My kindergarten son just finished up his first spring break. Which means I just finished up my first spring break as a stay-at-home mom. Up until this year, my spring breaks were always experienced more from a teacher’s point of view. And, I can now say, there is a difference between experiencing the week as a teacher/parent and a parent.
As a teacher, spring break was like the long-anticipated intermission. You know, when you’ve been holding your pee, and you are about to burst but you have to wait for the intermission before you can get up and relieve yourself. That’s how spring break felt for me. Each spring break would arrive with me on the brink of exhaustion, needing a rest from the daily toil of teaching: completing paperwork, attending meetings, sharpening pencils, hanging up bulletin boards, grading papers, and of course, teaching.
Spring break would arrive, and I would be granted a reprieve. The alarm was turned off, my daily to-do-list was drastically reduced, and I had time to spend with my son. It was a treat.
Now, though, as a stay-at-home parent, spring break took on a different meaning. The week still provided me with alarm-free mornings and a shorter to-do-list: no lunches to pack, no backpack to check each day, and no homework to complete. But, because I am a stay-at-home parent, I am fortunate to have a lot of time with my son each day, every day. So spring break just meant even more time with my son. Which translates into a more-tired Mommy.
I love my son. But, let’s face it, he’s six. I’m thirty-eight. And to complicate matters, I go through each day dealing with the unpredictability (in terms of fatigue and pain) of an autoimmune disease. So even on my “good days” my son has more energy than I do. On may bad days, it’s a struggle to remain upright.
The conclusion of this year’s spring break actually left me more tired than I started out. We filled our days with fun, and fun is tiring. Walks and trips and games and projects and inside time and outside time and dancing and singing and reading and building and tickling and playing.

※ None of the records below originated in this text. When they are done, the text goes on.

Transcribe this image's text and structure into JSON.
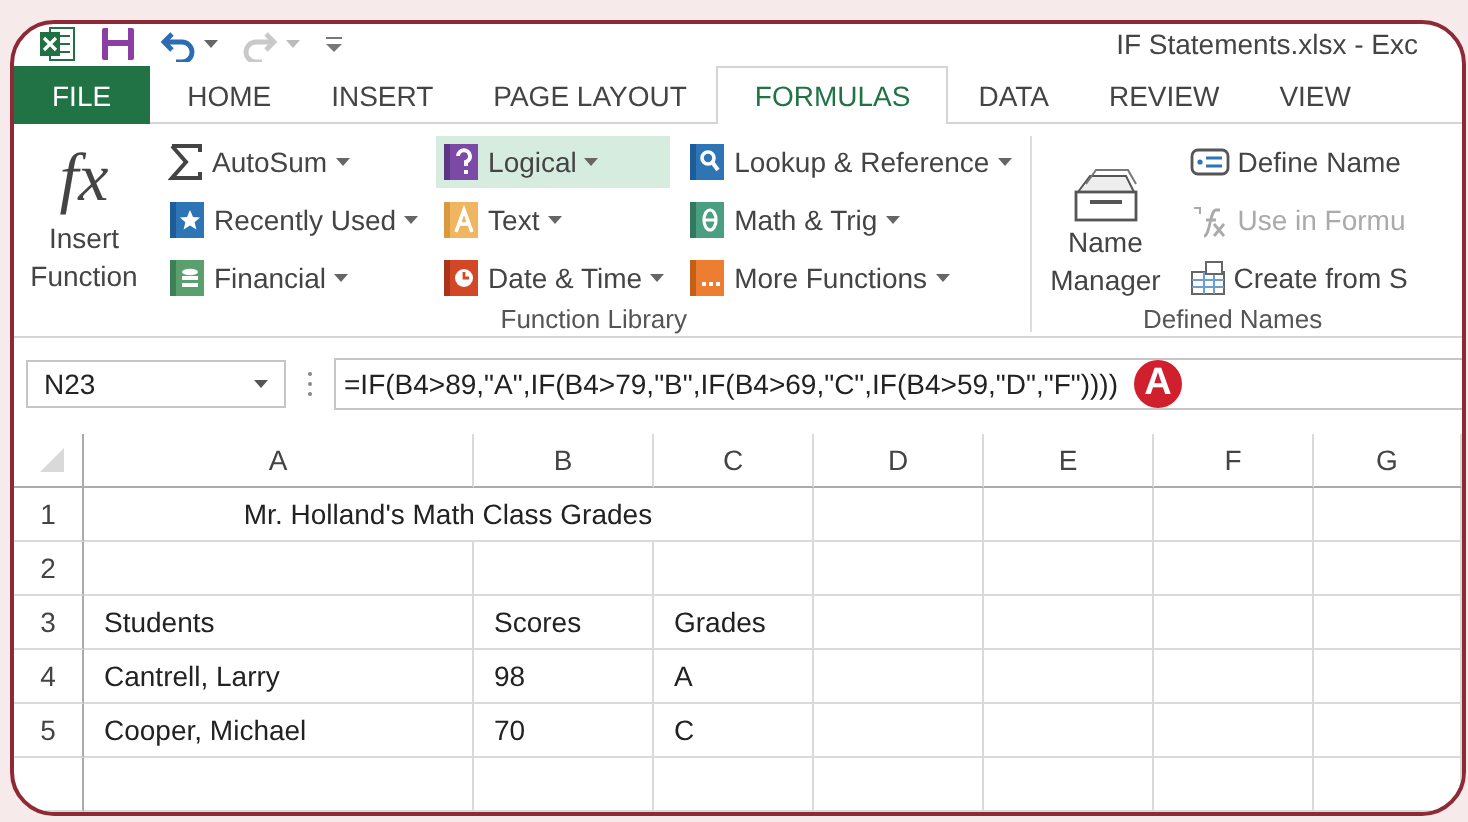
{
  "window": {
    "title": "IF Statements.xlsx - Exc"
  },
  "tabs": [
    {
      "label": "FILE",
      "kind": "file",
      "selected": false
    },
    {
      "label": "HOME",
      "kind": "tab",
      "selected": false
    },
    {
      "label": "INSERT",
      "kind": "tab",
      "selected": false
    },
    {
      "label": "PAGE LAYOUT",
      "kind": "tab",
      "selected": false
    },
    {
      "label": "FORMULAS",
      "kind": "tab",
      "selected": true
    },
    {
      "label": "DATA",
      "kind": "tab",
      "selected": false
    },
    {
      "label": "REVIEW",
      "kind": "tab",
      "selected": false
    },
    {
      "label": "VIEW",
      "kind": "tab",
      "selected": false
    }
  ],
  "ribbon": {
    "insert_function": {
      "icon_text": "fx",
      "label": "Insert Function"
    },
    "function_library": {
      "label": "Function Library",
      "columns": [
        [
          {
            "label": "AutoSum",
            "kind": "sum",
            "selected": false
          },
          {
            "label": "Recently Used",
            "kind": "recent",
            "selected": false
          },
          {
            "label": "Financial",
            "kind": "financial",
            "selected": false
          }
        ],
        [
          {
            "label": "Logical",
            "kind": "logical",
            "selected": true
          },
          {
            "label": "Text",
            "kind": "text",
            "selected": false
          },
          {
            "label": "Date & Time",
            "kind": "date",
            "selected": false
          }
        ],
        [
          {
            "label": "Lookup & Reference",
            "kind": "lookup",
            "selected": false
          },
          {
            "label": "Math & Trig",
            "kind": "math",
            "selected": false
          },
          {
            "label": "More Functions",
            "kind": "more",
            "selected": false
          }
        ]
      ]
    },
    "defined_names": {
      "label": "Defined Names",
      "name_manager": "Name Manager",
      "items": [
        {
          "label": "Define Name",
          "kind": "define",
          "disabled": false
        },
        {
          "label": "Use in Formu",
          "kind": "use",
          "disabled": true
        },
        {
          "label": "Create from S",
          "kind": "create",
          "disabled": false
        }
      ]
    }
  },
  "formula_bar": {
    "name_box": "N23",
    "formula": "=IF(B4>89,\"A\",IF(B4>79,\"B\",IF(B4>69,\"C\",IF(B4>59,\"D\",\"F\"))))",
    "callout": "A"
  },
  "sheet": {
    "columns": [
      "A",
      "B",
      "C",
      "D",
      "E",
      "F",
      "G"
    ],
    "rows": [
      {
        "number": "1",
        "title": "Mr. Holland's Math Class Grades"
      },
      {
        "number": "2"
      },
      {
        "number": "3",
        "cells": [
          "Students",
          "Scores",
          "Grades"
        ]
      },
      {
        "number": "4",
        "cells": [
          "Cantrell, Larry",
          "98",
          "A"
        ]
      },
      {
        "number": "5",
        "cells": [
          "Cooper, Michael",
          "70",
          "C"
        ]
      }
    ]
  }
}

When I was teaching, spring break also provided the desperately-needed light at the end of the tunnel. I had made it this far; I could hold on until summer. Now, as a stay-at-home parent, spring break provided me with a sneak peek of what our summer break will look like. I’m exhausted just thinking about it.